Task requirements: The answer must be an exact copy of the records, with every picture left out.

(Dataset extract)

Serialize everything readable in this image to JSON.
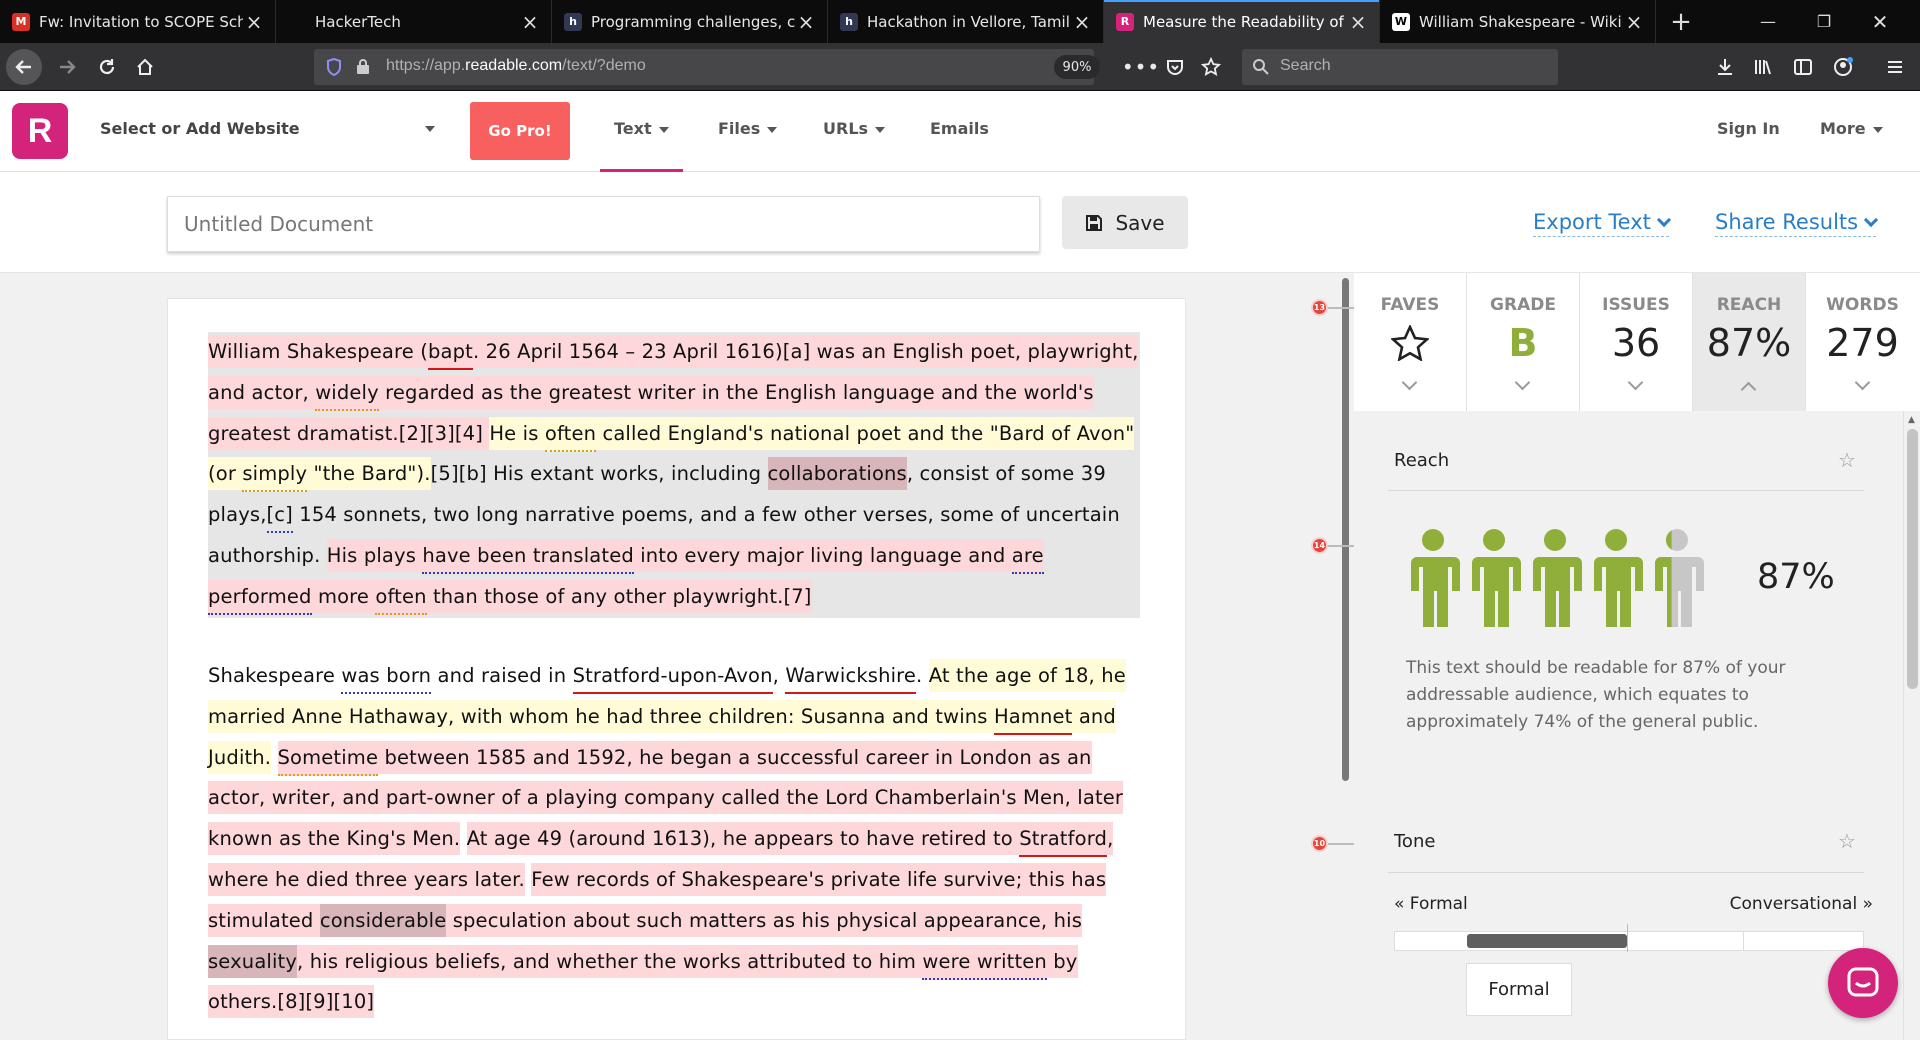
{
  "browser": {
    "tabs": [
      {
        "title": "Fw: Invitation to SCOPE School",
        "favicon": "gmail-icon",
        "color": "#d93025"
      },
      {
        "title": "HackerTech",
        "favicon": "blank-icon",
        "color": "#0c0c0d"
      },
      {
        "title": "Programming challenges, codi",
        "favicon": "hackerearth-icon",
        "color": "#323754"
      },
      {
        "title": "Hackathon in Vellore, Tamil Na",
        "favicon": "hackerearth-icon",
        "color": "#323754"
      },
      {
        "title": "Measure the Readability of Te",
        "favicon": "readable-icon",
        "color": "#d4237a"
      },
      {
        "title": "William Shakespeare - Wikipe",
        "favicon": "wikipedia-icon",
        "color": "#ffffff"
      }
    ],
    "url_prefix": "https://app.",
    "url_domain": "readable.com",
    "url_path": "/text/?demo",
    "zoom": "90%",
    "search_placeholder": "Search"
  },
  "header": {
    "logo": "R",
    "site_select": "Select or Add Website",
    "go_pro": "Go Pro!",
    "nav": {
      "text": "Text",
      "files": "Files",
      "urls": "URLs",
      "emails": "Emails"
    },
    "sign_in": "Sign In",
    "more": "More"
  },
  "doc_header": {
    "title_placeholder": "Untitled Document",
    "save": "Save",
    "export": "Export Text",
    "share": "Share Results"
  },
  "stats": {
    "faves_label": "FAVES",
    "grade_label": "GRADE",
    "grade": "B",
    "issues_label": "ISSUES",
    "issues": "36",
    "reach_label": "REACH",
    "reach": "87%",
    "words_label": "WORDS",
    "words": "279"
  },
  "reach": {
    "title": "Reach",
    "percent": "87%",
    "description": "This text should be readable for 87% of your addressable audience, which equates to approximately 74% of the general public.",
    "person_fill": [
      1,
      1,
      1,
      1,
      0.4
    ],
    "fill_color": "#8fae3a",
    "empty_color": "#c7c7c7"
  },
  "tone": {
    "title": "Tone",
    "left": "« Formal",
    "right": "Conversational »",
    "value": "Formal"
  },
  "markers": [
    "13",
    "14",
    "10"
  ],
  "paragraph1": [
    {
      "t": "William Shakespeare ",
      "c": "pk"
    },
    {
      "t": "(",
      "c": "pk"
    },
    {
      "t": "bapt",
      "c": "pk ur"
    },
    {
      "t": ". ",
      "c": "pk"
    },
    {
      "t": "26 April 1564 – 23 April 1616)[a] was an English poet, playwright, and actor, ",
      "c": "pk"
    },
    {
      "t": "widely",
      "c": "pk uo"
    },
    {
      "t": " regarded as the greatest writer in the English language and the world's greatest dramatist.[2][3][4] ",
      "c": "pk"
    },
    {
      "t": "He is ",
      "c": "yl"
    },
    {
      "t": "often",
      "c": "yl uo"
    },
    {
      "t": " called England's national poet and the \"Bard of Avon\" (or ",
      "c": "yl"
    },
    {
      "t": "simply",
      "c": "yl uo"
    },
    {
      "t": " \"the Bard\").",
      "c": "yl"
    },
    {
      "t": "[5][b] His extant works, including ",
      "c": ""
    },
    {
      "t": "collaborations",
      "c": "gr"
    },
    {
      "t": ", consist of some 39 plays,",
      "c": ""
    },
    {
      "t": "[c]",
      "c": "ub"
    },
    {
      "t": " 154 sonnets, two long narrative poems, and a few other verses, some of uncertain authorship. ",
      "c": ""
    },
    {
      "t": "His plays ",
      "c": "pk"
    },
    {
      "t": "have been translated",
      "c": "pk ub"
    },
    {
      "t": " into every major living language and ",
      "c": "pk"
    },
    {
      "t": "are",
      "c": "pk ub"
    },
    {
      "t": " ",
      "c": "pk"
    },
    {
      "t": "performed",
      "c": "pk ub"
    },
    {
      "t": " more ",
      "c": "pk"
    },
    {
      "t": "often",
      "c": "pk uo"
    },
    {
      "t": " than those of any other playwright.[7]",
      "c": "pk"
    }
  ],
  "paragraph2": [
    {
      "t": "Shakespeare ",
      "c": ""
    },
    {
      "t": "was born",
      "c": "ub"
    },
    {
      "t": " and raised in ",
      "c": ""
    },
    {
      "t": "Stratford-upon-Avon",
      "c": "ur"
    },
    {
      "t": ", ",
      "c": ""
    },
    {
      "t": "Warwickshire",
      "c": "ur"
    },
    {
      "t": ". ",
      "c": ""
    },
    {
      "t": "At the age of 18, he married Anne Hathaway, with whom he had three children: Susanna and twins ",
      "c": "yl"
    },
    {
      "t": "Hamnet",
      "c": "yl ur"
    },
    {
      "t": " and Judith.",
      "c": "yl"
    },
    {
      "t": " ",
      "c": ""
    },
    {
      "t": "Sometime",
      "c": "pk uo"
    },
    {
      "t": " between 1585 and 1592, he began a successful career in London as an actor, writer, and part-owner of a playing company called the Lord Chamberlain's Men, later known as the King's Men.",
      "c": "pk"
    },
    {
      "t": " ",
      "c": ""
    },
    {
      "t": "At age 49 (around 1613), he appears to have retired to ",
      "c": "pk"
    },
    {
      "t": "Stratford",
      "c": "pk ur"
    },
    {
      "t": ", where he died three years later.",
      "c": "pk"
    },
    {
      "t": " ",
      "c": ""
    },
    {
      "t": "Few records of Shakespeare's private life survive; this has stimulated ",
      "c": "pk"
    },
    {
      "t": "considerable",
      "c": "gr"
    },
    {
      "t": " speculation about such matters as his physical appearance, his ",
      "c": "pk"
    },
    {
      "t": "sexuality",
      "c": "gr"
    },
    {
      "t": ", his religious beliefs, and whether the works attributed to him ",
      "c": "pk"
    },
    {
      "t": "were written",
      "c": "pk ub"
    },
    {
      "t": " by others.[8][9][10]",
      "c": "pk"
    }
  ]
}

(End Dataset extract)

Exercise solution:
Serialize everything readable in this image to JSON.
{
  "browser": {
    "tabs": [
      {
        "title": "Fw: Invitation to SCOPE School",
        "favicon": "gmail-icon",
        "color": "#d93025"
      },
      {
        "title": "HackerTech",
        "favicon": "blank-icon",
        "color": "#0c0c0d"
      },
      {
        "title": "Programming challenges, codi",
        "favicon": "hackerearth-icon",
        "color": "#323754"
      },
      {
        "title": "Hackathon in Vellore, Tamil Na",
        "favicon": "hackerearth-icon",
        "color": "#323754"
      },
      {
        "title": "Measure the Readability of Te",
        "favicon": "readable-icon",
        "color": "#d4237a"
      },
      {
        "title": "William Shakespeare - Wikipe",
        "favicon": "wikipedia-icon",
        "color": "#ffffff"
      }
    ],
    "url_prefix": "https://app.",
    "url_domain": "readable.com",
    "url_path": "/text/?demo",
    "zoom": "90%",
    "search_placeholder": "Search"
  },
  "header": {
    "logo": "R",
    "site_select": "Select or Add Website",
    "go_pro": "Go Pro!",
    "nav": {
      "text": "Text",
      "files": "Files",
      "urls": "URLs",
      "emails": "Emails"
    },
    "sign_in": "Sign In",
    "more": "More"
  },
  "doc_header": {
    "title_placeholder": "Untitled Document",
    "save": "Save",
    "export": "Export Text",
    "share": "Share Results"
  },
  "stats": {
    "faves_label": "FAVES",
    "grade_label": "GRADE",
    "grade": "B",
    "issues_label": "ISSUES",
    "issues": "36",
    "reach_label": "REACH",
    "reach": "87%",
    "words_label": "WORDS",
    "words": "279"
  },
  "reach": {
    "title": "Reach",
    "percent": "87%",
    "description": "This text should be readable for 87% of your addressable audience, which equates to approximately 74% of the general public.",
    "person_fill": [
      1,
      1,
      1,
      1,
      0.4
    ],
    "fill_color": "#8fae3a",
    "empty_color": "#c7c7c7"
  },
  "tone": {
    "title": "Tone",
    "left": "« Formal",
    "right": "Conversational »",
    "value": "Formal"
  },
  "markers": [
    "13",
    "14",
    "10"
  ],
  "paragraph1": [
    {
      "t": "William Shakespeare ",
      "c": "pk"
    },
    {
      "t": "(",
      "c": "pk"
    },
    {
      "t": "bapt",
      "c": "pk ur"
    },
    {
      "t": ". ",
      "c": "pk"
    },
    {
      "t": "26 April 1564 – 23 April 1616)[a] was an English poet, playwright, and actor, ",
      "c": "pk"
    },
    {
      "t": "widely",
      "c": "pk uo"
    },
    {
      "t": " regarded as the greatest writer in the English language and the world's greatest dramatist.[2][3][4] ",
      "c": "pk"
    },
    {
      "t": "He is ",
      "c": "yl"
    },
    {
      "t": "often",
      "c": "yl uo"
    },
    {
      "t": " called England's national poet and the \"Bard of Avon\" (or ",
      "c": "yl"
    },
    {
      "t": "simply",
      "c": "yl uo"
    },
    {
      "t": " \"the Bard\").",
      "c": "yl"
    },
    {
      "t": "[5][b] His extant works, including ",
      "c": ""
    },
    {
      "t": "collaborations",
      "c": "gr"
    },
    {
      "t": ", consist of some 39 plays,",
      "c": ""
    },
    {
      "t": "[c]",
      "c": "ub"
    },
    {
      "t": " 154 sonnets, two long narrative poems, and a few other verses, some of uncertain authorship. ",
      "c": ""
    },
    {
      "t": "His plays ",
      "c": "pk"
    },
    {
      "t": "have been translated",
      "c": "pk ub"
    },
    {
      "t": " into every major living language and ",
      "c": "pk"
    },
    {
      "t": "are",
      "c": "pk ub"
    },
    {
      "t": " ",
      "c": "pk"
    },
    {
      "t": "performed",
      "c": "pk ub"
    },
    {
      "t": " more ",
      "c": "pk"
    },
    {
      "t": "often",
      "c": "pk uo"
    },
    {
      "t": " than those of any other playwright.[7]",
      "c": "pk"
    }
  ],
  "paragraph2": [
    {
      "t": "Shakespeare ",
      "c": ""
    },
    {
      "t": "was born",
      "c": "ub"
    },
    {
      "t": " and raised in ",
      "c": ""
    },
    {
      "t": "Stratford-upon-Avon",
      "c": "ur"
    },
    {
      "t": ", ",
      "c": ""
    },
    {
      "t": "Warwickshire",
      "c": "ur"
    },
    {
      "t": ". ",
      "c": ""
    },
    {
      "t": "At the age of 18, he married Anne Hathaway, with whom he had three children: Susanna and twins ",
      "c": "yl"
    },
    {
      "t": "Hamnet",
      "c": "yl ur"
    },
    {
      "t": " and Judith.",
      "c": "yl"
    },
    {
      "t": " ",
      "c": ""
    },
    {
      "t": "Sometime",
      "c": "pk uo"
    },
    {
      "t": " between 1585 and 1592, he began a successful career in London as an actor, writer, and part-owner of a playing company called the Lord Chamberlain's Men, later known as the King's Men.",
      "c": "pk"
    },
    {
      "t": " ",
      "c": ""
    },
    {
      "t": "At age 49 (around 1613), he appears to have retired to ",
      "c": "pk"
    },
    {
      "t": "Stratford",
      "c": "pk ur"
    },
    {
      "t": ", where he died three years later.",
      "c": "pk"
    },
    {
      "t": " ",
      "c": ""
    },
    {
      "t": "Few records of Shakespeare's private life survive; this has stimulated ",
      "c": "pk"
    },
    {
      "t": "considerable",
      "c": "gr"
    },
    {
      "t": " speculation about such matters as his physical appearance, his ",
      "c": "pk"
    },
    {
      "t": "sexuality",
      "c": "gr"
    },
    {
      "t": ", his religious beliefs, and whether the works attributed to him ",
      "c": "pk"
    },
    {
      "t": "were written",
      "c": "pk ub"
    },
    {
      "t": " by others.[8][9][10]",
      "c": "pk"
    }
  ]
}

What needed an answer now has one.